** Opening SUPPLIED DATA block **

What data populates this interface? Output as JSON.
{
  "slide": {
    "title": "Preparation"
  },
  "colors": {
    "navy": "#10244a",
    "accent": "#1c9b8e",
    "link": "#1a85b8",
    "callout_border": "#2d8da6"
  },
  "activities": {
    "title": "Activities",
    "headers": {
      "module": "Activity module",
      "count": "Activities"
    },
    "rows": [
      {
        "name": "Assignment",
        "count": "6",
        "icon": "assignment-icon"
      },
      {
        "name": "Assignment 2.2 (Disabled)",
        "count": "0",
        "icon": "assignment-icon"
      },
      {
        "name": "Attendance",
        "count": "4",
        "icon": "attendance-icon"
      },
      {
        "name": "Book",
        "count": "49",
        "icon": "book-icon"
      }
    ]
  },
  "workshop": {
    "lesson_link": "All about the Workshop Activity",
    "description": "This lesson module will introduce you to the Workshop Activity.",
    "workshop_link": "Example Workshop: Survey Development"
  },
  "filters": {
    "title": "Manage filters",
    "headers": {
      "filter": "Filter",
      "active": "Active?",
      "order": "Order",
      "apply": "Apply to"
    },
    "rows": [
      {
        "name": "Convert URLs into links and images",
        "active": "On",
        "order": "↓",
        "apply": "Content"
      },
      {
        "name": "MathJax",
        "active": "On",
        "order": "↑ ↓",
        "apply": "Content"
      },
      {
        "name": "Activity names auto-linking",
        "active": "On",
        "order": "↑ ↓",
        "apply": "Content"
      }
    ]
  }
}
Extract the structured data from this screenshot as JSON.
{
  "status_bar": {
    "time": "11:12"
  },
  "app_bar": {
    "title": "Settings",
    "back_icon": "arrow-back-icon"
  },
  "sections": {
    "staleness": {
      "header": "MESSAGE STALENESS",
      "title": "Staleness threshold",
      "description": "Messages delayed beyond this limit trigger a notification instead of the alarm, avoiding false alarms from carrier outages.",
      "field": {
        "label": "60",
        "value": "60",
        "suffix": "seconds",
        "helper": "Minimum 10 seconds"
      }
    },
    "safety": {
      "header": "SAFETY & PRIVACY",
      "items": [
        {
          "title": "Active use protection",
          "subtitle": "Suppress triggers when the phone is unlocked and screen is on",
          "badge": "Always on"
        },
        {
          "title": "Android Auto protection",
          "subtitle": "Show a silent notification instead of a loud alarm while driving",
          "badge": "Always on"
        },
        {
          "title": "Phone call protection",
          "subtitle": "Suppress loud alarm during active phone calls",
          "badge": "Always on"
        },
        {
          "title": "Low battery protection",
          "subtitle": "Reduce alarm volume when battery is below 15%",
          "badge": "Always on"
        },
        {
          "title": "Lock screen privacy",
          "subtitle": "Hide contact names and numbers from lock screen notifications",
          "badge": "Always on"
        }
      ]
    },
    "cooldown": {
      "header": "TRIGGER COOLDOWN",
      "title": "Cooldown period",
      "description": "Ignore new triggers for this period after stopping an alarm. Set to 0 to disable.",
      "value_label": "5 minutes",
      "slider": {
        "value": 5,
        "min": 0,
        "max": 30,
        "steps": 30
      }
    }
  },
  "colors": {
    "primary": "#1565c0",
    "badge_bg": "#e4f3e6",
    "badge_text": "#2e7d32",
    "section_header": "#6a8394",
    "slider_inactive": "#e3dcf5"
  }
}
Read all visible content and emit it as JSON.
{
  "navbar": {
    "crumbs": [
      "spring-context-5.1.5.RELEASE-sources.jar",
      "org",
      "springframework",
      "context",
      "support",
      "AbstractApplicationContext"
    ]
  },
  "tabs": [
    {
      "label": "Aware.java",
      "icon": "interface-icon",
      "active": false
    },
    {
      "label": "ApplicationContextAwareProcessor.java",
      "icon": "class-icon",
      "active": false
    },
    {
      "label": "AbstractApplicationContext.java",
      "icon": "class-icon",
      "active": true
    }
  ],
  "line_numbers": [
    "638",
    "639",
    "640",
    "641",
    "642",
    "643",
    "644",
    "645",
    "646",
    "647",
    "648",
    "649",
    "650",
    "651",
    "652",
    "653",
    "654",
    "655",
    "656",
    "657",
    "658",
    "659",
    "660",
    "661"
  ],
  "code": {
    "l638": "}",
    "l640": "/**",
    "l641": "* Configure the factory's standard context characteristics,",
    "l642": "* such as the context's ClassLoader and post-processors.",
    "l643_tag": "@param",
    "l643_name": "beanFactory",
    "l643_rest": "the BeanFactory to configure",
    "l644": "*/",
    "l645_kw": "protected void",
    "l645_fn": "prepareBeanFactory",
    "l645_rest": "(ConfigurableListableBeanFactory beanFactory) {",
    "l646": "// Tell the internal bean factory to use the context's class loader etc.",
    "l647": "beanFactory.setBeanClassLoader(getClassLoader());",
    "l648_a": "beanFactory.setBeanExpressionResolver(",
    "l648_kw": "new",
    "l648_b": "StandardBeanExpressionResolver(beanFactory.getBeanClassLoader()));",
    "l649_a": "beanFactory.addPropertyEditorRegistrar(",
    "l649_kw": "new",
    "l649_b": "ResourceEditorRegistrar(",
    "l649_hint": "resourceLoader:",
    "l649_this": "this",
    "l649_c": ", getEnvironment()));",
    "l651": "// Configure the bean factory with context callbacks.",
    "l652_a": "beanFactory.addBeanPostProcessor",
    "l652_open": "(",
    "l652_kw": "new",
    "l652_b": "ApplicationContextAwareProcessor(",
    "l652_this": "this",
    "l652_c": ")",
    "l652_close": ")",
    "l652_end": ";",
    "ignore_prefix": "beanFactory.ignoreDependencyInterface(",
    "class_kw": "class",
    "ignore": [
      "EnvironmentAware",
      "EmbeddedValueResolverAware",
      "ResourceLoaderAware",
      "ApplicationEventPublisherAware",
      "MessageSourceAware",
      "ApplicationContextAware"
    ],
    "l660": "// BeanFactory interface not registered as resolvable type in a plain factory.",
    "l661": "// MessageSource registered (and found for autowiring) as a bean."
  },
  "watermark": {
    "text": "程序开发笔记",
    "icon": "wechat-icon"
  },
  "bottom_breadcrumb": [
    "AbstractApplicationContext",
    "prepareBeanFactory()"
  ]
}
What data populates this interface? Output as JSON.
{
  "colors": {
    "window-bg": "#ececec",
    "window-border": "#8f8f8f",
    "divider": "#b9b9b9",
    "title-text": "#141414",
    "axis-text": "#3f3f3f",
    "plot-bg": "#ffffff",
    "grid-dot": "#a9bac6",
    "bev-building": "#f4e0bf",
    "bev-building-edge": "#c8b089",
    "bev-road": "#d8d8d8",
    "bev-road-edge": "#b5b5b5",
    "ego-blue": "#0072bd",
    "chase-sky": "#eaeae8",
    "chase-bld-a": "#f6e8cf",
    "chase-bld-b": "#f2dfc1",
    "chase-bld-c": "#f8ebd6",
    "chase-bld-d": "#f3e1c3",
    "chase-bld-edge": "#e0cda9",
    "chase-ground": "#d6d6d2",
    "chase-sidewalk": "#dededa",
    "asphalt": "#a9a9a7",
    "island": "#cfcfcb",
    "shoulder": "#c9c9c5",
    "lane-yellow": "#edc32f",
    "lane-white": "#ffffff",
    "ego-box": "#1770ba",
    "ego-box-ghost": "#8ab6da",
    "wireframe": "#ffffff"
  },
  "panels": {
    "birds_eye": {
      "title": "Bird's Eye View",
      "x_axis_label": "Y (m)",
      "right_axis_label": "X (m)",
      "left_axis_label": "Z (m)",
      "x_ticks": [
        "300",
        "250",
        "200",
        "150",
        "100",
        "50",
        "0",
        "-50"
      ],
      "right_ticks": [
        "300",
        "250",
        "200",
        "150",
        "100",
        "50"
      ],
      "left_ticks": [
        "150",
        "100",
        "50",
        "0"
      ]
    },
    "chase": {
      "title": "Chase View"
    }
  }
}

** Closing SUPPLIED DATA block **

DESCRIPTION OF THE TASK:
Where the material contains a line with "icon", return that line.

WRITTEN RESPONSE:
        "icon": "assignment-icon"
        "icon": "assignment-icon"
        "icon": "attendance-icon"
        "icon": "book-icon"
    "back_icon": "arrow-back-icon"
      "icon": "interface-icon",
      "icon": "class-icon",
      "icon": "class-icon",
    "icon": "wechat-icon"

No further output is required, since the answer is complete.